Lil Eddie: I’m from Spanish Harlem in NYC and of Puerto Rican decent. So, I’m considered to be Nuyorican, which is a very popular breed of Latino Puerto Rican’s born and raised in NYC. What makes Spanish Harlem an amazing place is we have carried the culture to NYC and the neighborhood represents that in every way, from the music in the streets to the food.
SCP: What was your first real exposure to music? How did you get inspired to create your own and eventually pursue it as a career?
Lil Eddie: Music was everywhere growing up in NYC. I would say joining the New York Boys Choir at 10 years old exposed me to music — gospel music. It helped me find my voice. I continued to pursue it and it lead me to a career in music. I would have to say music found me and saved my life.
SCP: To create music, and traveling to promote it, must be such a feeling. What’s the most impactful and meaningful part you cherish about it? Does the travel help inspirationally?
Lil Eddie: The most impactful, meaningful part of being a singer/songwriter is seeing how far my passion has taken me. Traveling the world, meeting people, experiencing cultures and spirituality. It’s a very blessed position to be in. I’m very grateful.
SCP: What’s one stark difference between traveling as an artist versus personal travel?
Lil Eddie: I would have to say I can’t separate the two. I’m always in artist mode collecting inspiration and learning. Applying it all to my music. I need to learn how to find a personal life.
SCP: Your latest release “TOMA” dropped in early September. What was your thought process around this track? Describe the reaction by your fans since it’s been out.
Lil Eddie: “TOMA” was a bit of my lifestyle and a mix of genres of music I’ve been inspired by in my life. My intention for the song was to make people feel good and want to move. I think it’s connected very well. It’s the first Spanglish release from me and its has charted virally in Spain and other Latin countries. I’m receiving a lot of great messages from people who enjoy the record. It’s all encouraging to keep the music coming.
SCP: When searching for a personal getaway, are you looking for a serene beach or after a more active, adventurous getaway? Why?
Lil Eddie: I never had a vacation really. I like seasons, so I don’t mind the cold and I enjoy the sun also. Most important for me is a vibe a feeling. That’s what will inspire me to create.
SCP: Everyone has a list of places that they still have to hit.

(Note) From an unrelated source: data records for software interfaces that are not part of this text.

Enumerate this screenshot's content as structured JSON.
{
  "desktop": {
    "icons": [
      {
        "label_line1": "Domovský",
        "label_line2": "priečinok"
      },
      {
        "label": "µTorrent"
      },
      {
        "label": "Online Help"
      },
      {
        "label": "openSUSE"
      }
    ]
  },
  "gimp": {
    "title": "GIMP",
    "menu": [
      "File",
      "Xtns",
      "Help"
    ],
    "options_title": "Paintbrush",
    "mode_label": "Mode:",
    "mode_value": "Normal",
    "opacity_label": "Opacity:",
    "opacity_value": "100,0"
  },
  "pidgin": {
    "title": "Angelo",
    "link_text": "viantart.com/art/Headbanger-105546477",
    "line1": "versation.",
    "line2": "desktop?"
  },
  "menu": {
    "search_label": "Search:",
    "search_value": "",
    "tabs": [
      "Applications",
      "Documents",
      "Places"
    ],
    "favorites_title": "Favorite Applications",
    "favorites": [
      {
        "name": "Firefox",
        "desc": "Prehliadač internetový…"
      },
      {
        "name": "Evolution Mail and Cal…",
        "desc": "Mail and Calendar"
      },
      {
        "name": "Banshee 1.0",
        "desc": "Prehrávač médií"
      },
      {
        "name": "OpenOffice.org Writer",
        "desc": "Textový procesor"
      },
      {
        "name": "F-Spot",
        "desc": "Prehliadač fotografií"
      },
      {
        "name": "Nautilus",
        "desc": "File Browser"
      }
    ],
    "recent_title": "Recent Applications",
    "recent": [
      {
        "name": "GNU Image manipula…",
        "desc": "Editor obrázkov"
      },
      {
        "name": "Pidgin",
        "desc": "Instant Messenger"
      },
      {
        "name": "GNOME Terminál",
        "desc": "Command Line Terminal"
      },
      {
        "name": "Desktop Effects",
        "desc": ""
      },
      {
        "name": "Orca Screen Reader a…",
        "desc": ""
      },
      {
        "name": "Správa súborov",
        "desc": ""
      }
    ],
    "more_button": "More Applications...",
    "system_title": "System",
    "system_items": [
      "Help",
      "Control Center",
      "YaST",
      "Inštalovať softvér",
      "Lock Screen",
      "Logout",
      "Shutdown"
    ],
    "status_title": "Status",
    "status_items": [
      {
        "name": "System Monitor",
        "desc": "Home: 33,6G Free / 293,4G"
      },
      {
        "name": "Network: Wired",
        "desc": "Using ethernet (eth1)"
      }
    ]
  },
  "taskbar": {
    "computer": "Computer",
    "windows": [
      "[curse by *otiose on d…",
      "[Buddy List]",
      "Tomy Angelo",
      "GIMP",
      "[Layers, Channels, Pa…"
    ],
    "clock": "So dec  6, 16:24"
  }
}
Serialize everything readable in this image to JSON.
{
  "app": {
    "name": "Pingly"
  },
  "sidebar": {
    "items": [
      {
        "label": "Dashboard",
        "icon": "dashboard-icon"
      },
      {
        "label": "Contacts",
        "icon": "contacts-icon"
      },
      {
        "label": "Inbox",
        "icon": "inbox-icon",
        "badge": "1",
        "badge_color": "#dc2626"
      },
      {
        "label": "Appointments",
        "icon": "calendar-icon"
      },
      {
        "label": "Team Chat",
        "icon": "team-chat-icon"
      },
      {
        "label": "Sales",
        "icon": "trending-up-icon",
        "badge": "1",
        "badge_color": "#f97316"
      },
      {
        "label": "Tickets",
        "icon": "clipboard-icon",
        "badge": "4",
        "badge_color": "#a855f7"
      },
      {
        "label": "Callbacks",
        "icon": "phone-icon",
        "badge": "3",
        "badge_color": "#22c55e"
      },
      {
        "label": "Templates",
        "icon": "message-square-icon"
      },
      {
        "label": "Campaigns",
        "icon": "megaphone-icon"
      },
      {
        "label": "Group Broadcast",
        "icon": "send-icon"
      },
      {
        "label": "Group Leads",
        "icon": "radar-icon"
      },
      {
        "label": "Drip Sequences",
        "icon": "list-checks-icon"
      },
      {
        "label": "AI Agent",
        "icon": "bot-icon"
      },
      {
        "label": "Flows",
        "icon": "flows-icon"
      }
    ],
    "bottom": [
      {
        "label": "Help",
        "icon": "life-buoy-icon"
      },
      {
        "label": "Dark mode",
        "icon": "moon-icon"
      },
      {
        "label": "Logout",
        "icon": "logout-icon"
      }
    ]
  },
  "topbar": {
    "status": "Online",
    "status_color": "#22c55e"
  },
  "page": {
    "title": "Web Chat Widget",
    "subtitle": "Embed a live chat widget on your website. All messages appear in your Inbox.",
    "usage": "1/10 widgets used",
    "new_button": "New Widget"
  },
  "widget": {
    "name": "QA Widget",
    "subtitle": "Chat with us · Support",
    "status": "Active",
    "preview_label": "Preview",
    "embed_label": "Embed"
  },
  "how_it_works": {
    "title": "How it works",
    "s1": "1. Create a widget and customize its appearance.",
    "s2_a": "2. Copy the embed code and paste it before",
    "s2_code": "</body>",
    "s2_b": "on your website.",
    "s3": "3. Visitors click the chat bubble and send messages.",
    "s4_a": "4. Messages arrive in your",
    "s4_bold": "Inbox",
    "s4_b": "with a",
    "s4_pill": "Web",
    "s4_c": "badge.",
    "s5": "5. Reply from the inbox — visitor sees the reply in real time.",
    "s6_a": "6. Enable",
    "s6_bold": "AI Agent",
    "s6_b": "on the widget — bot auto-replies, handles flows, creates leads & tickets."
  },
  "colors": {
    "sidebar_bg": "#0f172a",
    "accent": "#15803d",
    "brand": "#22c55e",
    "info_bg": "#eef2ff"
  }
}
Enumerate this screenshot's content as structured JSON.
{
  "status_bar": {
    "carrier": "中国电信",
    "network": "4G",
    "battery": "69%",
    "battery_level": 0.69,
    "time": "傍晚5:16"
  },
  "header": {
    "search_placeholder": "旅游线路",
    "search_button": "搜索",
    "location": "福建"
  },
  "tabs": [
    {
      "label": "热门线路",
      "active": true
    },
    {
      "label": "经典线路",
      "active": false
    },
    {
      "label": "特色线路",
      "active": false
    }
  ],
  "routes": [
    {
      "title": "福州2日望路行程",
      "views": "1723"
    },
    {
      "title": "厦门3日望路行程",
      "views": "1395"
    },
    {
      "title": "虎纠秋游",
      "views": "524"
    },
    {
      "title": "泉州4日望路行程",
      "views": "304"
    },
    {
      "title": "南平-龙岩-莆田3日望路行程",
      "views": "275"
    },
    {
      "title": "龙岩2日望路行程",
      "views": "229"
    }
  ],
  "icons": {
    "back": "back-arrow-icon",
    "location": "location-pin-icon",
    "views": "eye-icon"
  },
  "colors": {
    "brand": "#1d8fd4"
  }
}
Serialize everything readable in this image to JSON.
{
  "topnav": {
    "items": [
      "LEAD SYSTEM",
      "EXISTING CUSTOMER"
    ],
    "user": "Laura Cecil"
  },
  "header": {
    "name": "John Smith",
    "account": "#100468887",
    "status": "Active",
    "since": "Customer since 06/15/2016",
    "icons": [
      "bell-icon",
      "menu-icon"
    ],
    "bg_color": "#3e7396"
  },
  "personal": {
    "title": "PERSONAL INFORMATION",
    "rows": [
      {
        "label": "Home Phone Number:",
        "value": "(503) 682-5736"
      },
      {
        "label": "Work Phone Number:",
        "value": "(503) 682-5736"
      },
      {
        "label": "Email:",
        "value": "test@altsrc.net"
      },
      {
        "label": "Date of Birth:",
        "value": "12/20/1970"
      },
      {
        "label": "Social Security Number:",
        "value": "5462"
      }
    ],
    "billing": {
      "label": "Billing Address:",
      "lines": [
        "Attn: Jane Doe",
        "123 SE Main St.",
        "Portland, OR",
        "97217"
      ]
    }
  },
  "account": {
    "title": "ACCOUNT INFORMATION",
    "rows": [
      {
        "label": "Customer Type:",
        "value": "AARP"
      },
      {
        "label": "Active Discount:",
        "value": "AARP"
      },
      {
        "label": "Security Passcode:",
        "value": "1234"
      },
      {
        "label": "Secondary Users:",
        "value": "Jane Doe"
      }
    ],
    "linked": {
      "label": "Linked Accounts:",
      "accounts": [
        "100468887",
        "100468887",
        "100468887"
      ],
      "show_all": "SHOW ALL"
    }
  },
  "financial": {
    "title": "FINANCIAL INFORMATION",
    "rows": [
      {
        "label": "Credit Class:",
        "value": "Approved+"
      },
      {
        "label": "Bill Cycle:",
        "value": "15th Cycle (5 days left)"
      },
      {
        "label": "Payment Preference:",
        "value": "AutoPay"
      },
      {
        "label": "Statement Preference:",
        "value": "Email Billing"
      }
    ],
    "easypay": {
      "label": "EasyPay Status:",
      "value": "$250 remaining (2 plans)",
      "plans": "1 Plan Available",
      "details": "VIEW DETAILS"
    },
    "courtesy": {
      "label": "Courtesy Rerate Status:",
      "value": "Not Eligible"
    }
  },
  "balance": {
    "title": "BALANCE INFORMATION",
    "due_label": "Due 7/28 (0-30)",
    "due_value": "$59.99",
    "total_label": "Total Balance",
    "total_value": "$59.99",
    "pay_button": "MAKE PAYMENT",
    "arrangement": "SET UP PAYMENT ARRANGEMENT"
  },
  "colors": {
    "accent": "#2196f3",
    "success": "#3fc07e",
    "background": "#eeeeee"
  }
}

What are three destinations, either work or pleasure, that you need to see? Why?
Lil Eddie: Very hard one. I want to see so many places in the world. I will say India has come to mind often. The culture and architecture interest me. Egypt, as would love to touch the pyramids. Australia, to maybe hang out with a kangaroo.
SCP: One of our core objectives at SCP is to bring people together while traveling, not only to influence people to see and appreciate our beautiful world, but to also minimize cross-cultural divides. What effect does traveling, specifically surrounding music, have on humans in this regard? How has it broadened your perspective of the world?
Lil Eddie: Music is the universal language. I’ve performed in Japan where I can’t speak the language fluently with the people, but they know my songs. Even if they don’t understand the words they relate to the emotion. When we travel we connect with different cultures and experience their sounds. With music we learn so much from the heartbeat of the world to the body language. I’ve realized how much we are different, and all individually original, but yet still all the same. We all share the same emotions and desires.
SCP: When you’re relaxing on a beach or just have some downtime are you listening to music? Do you like to switch up the genre you listen to? If so, to what?
Lil Eddie: Yes, by the beach in the day time I can enjoy a wide range of music — sade, reggae, reggaeton, African soul and Coldplay. It all depends on the vibe of the location and my mood.
SCP: What are some travel essentials you need to help through long transit?
Lil Eddie: If I’m in a different country converters for the outlets and my appliances. Great music and a good book too. Oh, and great company is always a plus. It’s must that I’m traveling with other people.